(Dataset rows for apps and sites)
____
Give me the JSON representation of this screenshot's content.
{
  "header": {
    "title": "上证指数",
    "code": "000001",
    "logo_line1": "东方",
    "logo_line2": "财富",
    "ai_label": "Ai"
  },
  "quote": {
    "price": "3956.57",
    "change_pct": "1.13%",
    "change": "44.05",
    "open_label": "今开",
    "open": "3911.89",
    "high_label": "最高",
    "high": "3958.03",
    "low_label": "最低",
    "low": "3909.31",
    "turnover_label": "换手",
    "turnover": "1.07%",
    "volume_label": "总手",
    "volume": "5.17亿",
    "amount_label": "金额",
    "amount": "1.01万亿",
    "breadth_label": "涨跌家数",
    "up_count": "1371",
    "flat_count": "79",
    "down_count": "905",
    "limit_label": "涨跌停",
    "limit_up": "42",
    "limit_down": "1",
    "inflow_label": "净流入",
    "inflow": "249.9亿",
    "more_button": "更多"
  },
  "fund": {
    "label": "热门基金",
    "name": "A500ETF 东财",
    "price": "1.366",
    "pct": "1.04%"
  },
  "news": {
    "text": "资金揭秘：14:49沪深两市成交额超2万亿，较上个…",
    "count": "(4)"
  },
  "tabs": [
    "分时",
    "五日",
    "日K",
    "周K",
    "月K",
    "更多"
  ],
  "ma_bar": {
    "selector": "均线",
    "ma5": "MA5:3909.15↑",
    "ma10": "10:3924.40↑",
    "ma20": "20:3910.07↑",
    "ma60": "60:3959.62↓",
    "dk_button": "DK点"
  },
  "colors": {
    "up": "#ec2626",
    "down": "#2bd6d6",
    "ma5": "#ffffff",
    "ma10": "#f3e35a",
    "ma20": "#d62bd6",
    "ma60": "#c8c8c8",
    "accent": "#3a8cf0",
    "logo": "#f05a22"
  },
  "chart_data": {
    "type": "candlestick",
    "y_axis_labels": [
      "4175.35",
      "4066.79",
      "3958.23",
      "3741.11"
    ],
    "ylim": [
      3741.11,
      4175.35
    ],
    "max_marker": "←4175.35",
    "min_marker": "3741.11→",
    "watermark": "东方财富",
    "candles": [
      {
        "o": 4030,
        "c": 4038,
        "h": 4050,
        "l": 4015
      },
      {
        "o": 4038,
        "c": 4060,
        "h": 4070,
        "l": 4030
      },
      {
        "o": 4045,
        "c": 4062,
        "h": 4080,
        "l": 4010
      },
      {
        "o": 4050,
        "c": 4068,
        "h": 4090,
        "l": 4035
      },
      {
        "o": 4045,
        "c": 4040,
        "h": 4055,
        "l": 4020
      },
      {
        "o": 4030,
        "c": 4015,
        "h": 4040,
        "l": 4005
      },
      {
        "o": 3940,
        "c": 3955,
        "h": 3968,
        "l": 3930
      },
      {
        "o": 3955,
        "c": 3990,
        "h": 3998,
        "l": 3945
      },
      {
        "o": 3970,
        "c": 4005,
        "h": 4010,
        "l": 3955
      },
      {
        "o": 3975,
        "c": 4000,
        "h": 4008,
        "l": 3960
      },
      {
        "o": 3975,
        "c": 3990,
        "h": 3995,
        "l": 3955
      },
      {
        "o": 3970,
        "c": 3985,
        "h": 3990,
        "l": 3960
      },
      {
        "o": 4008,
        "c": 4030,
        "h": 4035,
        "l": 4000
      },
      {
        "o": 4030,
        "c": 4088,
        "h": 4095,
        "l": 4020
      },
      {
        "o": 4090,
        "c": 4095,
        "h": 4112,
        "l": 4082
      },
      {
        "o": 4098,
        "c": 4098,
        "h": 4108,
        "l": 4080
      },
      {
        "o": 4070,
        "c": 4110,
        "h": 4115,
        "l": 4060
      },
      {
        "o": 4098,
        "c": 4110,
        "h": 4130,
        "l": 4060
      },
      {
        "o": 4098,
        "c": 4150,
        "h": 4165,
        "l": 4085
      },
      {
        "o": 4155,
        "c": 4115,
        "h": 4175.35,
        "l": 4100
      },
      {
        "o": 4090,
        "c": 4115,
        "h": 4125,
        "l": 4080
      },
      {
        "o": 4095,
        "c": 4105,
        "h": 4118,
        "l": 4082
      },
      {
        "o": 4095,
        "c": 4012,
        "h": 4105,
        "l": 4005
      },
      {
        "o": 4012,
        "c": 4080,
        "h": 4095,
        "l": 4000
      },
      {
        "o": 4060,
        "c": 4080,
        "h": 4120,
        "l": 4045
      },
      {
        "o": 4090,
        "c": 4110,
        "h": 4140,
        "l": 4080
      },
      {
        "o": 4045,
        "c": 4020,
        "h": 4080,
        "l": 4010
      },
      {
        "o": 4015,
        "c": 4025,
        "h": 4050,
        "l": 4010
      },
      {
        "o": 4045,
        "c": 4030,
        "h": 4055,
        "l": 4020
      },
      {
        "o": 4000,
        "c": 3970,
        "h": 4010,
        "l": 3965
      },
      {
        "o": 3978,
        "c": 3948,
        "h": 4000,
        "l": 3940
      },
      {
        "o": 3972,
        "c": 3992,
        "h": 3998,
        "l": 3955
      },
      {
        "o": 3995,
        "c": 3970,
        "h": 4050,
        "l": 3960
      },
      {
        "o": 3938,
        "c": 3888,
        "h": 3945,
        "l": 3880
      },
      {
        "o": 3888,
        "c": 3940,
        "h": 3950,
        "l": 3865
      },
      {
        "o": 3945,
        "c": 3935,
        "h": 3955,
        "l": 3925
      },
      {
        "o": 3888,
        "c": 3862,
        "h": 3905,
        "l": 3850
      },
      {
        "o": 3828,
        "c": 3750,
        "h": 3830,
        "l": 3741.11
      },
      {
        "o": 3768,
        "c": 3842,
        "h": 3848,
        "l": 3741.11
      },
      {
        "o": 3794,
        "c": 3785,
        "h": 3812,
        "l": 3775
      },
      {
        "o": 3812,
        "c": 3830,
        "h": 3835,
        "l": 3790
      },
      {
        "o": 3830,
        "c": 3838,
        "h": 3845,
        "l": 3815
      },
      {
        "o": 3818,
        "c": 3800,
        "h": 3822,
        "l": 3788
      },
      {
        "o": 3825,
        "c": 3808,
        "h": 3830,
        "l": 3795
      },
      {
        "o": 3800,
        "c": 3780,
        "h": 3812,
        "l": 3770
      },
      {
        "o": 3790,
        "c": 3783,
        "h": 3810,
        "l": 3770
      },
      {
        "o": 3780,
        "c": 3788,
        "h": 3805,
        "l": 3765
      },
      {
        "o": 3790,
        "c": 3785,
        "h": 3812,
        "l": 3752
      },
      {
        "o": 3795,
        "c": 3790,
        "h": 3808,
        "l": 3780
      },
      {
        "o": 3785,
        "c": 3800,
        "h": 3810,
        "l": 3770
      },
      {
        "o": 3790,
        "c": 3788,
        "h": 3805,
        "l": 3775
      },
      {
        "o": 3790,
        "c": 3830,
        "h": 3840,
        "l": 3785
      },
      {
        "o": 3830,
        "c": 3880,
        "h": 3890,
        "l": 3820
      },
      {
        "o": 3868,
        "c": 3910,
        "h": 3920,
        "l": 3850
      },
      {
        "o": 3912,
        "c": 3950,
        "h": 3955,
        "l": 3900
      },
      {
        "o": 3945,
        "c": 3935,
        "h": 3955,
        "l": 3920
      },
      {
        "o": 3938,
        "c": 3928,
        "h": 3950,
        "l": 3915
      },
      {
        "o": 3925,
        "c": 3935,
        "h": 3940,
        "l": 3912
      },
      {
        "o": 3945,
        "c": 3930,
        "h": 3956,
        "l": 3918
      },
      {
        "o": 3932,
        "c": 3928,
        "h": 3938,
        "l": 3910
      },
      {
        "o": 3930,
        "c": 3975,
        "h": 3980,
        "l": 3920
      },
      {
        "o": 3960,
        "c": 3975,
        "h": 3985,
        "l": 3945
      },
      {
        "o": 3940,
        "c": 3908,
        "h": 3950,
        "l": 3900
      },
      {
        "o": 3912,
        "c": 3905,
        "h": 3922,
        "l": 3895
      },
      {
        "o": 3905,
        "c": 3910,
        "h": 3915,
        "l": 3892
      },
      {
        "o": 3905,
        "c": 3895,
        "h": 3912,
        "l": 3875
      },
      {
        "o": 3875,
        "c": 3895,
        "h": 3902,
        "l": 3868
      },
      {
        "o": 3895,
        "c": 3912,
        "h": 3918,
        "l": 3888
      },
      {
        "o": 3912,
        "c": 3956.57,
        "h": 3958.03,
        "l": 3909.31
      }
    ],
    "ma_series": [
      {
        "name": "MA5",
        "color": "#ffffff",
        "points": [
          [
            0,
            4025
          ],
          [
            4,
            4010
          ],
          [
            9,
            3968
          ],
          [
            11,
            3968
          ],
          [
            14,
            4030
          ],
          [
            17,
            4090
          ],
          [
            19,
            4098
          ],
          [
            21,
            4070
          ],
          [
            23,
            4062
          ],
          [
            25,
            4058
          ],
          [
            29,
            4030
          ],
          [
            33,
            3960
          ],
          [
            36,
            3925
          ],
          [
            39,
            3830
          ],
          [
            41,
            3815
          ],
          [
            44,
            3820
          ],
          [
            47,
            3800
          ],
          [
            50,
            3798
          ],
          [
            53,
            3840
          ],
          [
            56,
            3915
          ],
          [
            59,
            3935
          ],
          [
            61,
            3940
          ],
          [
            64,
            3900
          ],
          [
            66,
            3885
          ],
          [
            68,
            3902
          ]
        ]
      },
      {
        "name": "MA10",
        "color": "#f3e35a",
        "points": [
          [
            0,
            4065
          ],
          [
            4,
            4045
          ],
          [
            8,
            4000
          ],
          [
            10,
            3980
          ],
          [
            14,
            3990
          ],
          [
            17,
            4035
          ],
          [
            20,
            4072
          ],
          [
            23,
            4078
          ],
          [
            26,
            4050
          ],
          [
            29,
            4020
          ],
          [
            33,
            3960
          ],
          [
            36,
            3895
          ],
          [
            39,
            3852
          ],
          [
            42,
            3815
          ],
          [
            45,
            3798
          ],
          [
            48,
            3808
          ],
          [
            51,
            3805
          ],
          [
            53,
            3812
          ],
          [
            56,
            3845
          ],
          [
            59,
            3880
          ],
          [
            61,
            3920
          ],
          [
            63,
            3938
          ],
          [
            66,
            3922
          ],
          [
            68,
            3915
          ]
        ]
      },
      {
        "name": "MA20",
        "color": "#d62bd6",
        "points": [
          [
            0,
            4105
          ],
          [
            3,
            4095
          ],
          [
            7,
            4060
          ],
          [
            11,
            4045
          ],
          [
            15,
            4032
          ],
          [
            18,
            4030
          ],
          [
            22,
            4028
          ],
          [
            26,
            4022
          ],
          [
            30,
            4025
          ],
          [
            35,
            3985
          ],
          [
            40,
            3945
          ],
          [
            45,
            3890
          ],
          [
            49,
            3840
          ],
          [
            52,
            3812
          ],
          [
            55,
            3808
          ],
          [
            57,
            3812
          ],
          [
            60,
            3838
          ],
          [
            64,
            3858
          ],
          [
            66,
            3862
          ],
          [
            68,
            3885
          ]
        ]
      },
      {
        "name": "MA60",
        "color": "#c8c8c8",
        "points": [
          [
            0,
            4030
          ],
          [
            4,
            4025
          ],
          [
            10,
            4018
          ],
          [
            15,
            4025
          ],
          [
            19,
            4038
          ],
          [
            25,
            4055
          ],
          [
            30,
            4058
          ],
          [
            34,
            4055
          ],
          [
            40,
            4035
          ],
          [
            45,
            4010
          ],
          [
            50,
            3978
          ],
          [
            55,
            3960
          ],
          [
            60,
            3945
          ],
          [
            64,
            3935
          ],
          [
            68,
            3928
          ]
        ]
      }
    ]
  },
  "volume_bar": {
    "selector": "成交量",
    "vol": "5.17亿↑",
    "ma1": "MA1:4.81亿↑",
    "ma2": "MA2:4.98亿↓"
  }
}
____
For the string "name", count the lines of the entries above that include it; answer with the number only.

▶ **Solution below**: 5